Crude oil ticks higher, stabilizing after two days of steep declines, although weaker demand forecasts weigh on prices: U.S. WTI +0.6% at $71.39/bbl, Brent +0.1% at $80.33/bbl.
Both benchmarks, which remain poised for their first weekly decline in five weeks, plunged ~3% yesterday, and Brent briefly dropped below $80.
OPEC's monthly market report yesterday showed a rise in OPEC and Russian crude production in September, more than making up for reduced Iranian output ahead of U.S. sanctions, and cut its global oil demand growth forecast for this year and next, for the third month in a row.
This morning, the International Energy Agency shared that view, saying global oil demand will grow more slowly than initially expected in 2018 and 2019, citing "a weaker economic outlook, trade concerns, higher oil prices and a revision to Chinese data."

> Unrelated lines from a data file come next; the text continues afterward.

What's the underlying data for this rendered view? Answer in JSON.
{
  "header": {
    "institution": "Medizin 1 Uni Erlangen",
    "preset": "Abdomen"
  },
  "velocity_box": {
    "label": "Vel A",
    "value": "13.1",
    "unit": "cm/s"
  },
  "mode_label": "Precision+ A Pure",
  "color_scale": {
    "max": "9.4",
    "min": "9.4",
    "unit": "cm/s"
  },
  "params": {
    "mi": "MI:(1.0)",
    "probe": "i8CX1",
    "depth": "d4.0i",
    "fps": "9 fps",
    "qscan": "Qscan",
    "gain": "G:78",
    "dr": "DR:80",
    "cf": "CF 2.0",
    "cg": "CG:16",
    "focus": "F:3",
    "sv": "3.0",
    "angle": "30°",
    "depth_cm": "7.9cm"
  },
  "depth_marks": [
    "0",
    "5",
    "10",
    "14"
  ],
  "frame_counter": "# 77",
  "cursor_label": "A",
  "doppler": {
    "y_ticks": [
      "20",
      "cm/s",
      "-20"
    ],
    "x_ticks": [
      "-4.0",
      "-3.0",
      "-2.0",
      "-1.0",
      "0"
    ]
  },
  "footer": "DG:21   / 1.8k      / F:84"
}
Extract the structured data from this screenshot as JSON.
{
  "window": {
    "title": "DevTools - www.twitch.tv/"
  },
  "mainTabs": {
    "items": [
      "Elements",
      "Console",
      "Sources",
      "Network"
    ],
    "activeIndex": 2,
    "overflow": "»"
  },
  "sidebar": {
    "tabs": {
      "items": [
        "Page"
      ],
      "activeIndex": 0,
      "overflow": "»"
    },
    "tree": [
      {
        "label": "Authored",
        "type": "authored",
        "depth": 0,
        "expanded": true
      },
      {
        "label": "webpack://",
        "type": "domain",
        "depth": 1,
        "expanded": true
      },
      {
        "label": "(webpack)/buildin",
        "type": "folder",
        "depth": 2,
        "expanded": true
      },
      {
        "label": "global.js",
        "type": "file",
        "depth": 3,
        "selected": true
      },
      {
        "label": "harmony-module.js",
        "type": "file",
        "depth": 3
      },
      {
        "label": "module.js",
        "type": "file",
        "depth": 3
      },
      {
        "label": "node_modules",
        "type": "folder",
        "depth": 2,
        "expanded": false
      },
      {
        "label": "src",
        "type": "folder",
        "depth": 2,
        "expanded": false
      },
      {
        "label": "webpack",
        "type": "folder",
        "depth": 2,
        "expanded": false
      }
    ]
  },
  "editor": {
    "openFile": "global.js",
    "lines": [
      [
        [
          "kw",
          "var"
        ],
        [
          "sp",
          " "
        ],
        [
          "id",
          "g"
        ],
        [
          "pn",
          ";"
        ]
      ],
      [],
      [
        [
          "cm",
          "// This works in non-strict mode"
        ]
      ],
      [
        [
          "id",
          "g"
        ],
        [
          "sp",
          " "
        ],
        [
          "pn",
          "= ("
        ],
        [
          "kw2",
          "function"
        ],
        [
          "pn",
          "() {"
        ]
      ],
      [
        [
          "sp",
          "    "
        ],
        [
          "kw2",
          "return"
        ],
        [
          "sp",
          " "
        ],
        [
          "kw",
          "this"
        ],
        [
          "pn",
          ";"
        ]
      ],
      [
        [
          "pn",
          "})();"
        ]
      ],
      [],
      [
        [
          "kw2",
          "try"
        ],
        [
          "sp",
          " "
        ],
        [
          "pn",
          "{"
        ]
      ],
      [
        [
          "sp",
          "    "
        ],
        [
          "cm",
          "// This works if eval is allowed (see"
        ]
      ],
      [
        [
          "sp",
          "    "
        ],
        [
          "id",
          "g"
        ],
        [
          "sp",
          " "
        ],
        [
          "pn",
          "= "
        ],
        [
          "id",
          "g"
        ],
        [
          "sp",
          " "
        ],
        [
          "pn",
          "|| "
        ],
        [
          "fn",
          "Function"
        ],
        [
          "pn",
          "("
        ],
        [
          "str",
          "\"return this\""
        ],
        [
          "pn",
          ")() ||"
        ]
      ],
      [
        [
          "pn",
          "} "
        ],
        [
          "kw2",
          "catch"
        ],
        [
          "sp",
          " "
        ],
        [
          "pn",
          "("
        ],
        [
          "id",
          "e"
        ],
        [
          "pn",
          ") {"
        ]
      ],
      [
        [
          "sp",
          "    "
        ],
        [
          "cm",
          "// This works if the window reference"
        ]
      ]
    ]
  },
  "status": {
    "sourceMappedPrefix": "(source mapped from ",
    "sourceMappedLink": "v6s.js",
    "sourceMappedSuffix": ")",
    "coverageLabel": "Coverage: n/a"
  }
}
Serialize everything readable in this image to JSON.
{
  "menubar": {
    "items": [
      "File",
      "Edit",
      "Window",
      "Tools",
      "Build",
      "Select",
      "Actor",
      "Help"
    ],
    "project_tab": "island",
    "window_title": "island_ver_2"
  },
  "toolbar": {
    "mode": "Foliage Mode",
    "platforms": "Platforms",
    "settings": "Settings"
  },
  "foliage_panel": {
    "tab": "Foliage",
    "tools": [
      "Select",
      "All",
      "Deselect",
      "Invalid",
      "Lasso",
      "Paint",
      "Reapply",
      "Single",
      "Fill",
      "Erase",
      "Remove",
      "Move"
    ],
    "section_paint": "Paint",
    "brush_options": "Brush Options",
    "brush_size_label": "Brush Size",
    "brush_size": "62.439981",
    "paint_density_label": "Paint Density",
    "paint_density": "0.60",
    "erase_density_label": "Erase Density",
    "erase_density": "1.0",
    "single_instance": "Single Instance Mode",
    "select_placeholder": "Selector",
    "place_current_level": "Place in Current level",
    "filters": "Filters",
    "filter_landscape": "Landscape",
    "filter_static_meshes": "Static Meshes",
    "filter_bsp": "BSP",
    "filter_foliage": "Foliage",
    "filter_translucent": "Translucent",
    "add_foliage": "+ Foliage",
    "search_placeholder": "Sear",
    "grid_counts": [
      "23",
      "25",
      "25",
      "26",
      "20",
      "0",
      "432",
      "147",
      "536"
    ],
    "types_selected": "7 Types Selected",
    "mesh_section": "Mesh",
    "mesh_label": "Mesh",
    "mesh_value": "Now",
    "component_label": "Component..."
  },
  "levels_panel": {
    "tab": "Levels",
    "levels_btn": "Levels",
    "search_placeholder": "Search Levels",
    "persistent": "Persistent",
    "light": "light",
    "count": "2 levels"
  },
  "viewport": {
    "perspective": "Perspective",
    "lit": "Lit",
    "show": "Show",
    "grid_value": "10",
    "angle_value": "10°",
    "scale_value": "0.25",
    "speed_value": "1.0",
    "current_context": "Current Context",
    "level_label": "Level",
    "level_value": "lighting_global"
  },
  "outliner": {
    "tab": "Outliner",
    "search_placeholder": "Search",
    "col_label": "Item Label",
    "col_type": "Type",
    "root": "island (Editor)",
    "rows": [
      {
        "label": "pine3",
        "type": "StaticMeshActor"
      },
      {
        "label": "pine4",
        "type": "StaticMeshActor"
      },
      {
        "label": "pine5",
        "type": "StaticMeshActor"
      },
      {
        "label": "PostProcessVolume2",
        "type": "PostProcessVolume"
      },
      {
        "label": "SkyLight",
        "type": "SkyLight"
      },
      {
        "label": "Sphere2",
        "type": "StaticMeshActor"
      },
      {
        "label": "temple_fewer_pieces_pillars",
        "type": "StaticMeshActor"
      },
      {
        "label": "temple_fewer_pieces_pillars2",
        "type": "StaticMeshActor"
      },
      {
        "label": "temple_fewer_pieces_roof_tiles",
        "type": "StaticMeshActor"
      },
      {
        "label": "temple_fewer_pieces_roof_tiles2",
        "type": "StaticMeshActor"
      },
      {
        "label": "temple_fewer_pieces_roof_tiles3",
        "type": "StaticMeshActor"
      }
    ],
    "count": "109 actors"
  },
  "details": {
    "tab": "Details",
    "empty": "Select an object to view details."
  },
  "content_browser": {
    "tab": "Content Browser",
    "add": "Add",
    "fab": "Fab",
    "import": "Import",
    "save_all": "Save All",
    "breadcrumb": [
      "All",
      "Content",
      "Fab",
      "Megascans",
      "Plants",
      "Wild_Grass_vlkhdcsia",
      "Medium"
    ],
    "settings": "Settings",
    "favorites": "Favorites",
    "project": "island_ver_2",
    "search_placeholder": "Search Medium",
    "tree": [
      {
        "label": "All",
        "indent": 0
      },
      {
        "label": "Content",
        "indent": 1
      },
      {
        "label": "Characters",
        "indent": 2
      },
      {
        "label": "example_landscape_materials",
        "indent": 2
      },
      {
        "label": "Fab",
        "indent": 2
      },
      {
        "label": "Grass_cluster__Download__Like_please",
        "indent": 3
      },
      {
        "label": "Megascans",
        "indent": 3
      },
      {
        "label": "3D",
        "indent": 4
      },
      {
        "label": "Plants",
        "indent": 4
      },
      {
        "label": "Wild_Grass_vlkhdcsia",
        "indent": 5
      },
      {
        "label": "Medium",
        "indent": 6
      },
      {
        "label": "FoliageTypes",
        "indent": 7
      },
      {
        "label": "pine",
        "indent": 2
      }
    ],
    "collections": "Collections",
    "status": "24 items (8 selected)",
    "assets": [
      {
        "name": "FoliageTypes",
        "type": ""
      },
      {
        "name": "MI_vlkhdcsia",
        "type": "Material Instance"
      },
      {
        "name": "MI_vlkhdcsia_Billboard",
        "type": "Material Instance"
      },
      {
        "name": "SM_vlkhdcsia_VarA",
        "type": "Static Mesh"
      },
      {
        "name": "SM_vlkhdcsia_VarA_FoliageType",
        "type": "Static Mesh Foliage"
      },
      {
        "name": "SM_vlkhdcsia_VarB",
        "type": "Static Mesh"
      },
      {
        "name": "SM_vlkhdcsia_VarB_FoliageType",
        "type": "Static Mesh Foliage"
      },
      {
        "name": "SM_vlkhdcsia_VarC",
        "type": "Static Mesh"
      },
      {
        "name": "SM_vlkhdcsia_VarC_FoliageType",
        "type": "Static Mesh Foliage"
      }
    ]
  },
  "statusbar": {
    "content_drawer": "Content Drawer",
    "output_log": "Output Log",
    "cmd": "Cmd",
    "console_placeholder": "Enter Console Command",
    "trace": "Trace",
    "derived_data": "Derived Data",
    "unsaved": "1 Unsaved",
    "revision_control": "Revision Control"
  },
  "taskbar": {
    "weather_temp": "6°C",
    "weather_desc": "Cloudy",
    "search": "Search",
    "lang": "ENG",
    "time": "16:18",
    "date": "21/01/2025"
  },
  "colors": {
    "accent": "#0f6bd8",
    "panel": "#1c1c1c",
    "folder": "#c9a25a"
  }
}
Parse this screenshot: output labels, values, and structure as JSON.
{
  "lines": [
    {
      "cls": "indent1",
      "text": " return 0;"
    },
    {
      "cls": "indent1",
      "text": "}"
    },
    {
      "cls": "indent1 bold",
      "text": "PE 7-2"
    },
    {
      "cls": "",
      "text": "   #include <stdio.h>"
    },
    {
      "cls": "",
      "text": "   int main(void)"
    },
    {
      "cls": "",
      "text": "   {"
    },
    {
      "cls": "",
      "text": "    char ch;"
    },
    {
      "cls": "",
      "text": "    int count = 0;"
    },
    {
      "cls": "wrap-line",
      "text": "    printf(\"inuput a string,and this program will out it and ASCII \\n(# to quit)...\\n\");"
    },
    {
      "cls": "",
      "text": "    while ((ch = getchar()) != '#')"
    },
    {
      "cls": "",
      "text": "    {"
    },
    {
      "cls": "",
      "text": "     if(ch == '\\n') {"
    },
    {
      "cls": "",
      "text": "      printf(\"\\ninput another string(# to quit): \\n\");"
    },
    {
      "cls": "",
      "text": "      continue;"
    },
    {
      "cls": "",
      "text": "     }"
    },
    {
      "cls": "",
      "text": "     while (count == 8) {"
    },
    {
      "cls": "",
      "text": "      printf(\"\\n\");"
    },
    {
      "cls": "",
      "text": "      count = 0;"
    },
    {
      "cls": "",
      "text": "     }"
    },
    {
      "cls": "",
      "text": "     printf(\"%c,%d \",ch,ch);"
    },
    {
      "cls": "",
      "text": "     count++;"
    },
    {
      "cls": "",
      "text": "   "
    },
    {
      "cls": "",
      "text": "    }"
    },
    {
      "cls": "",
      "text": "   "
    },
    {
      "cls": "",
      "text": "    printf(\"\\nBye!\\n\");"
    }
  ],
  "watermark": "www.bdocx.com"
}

"The bearish alarm bells are ringing for next year's oil balance as market players brace for the return of a supply surplus," says Stephen Brennock of oil broker PVM.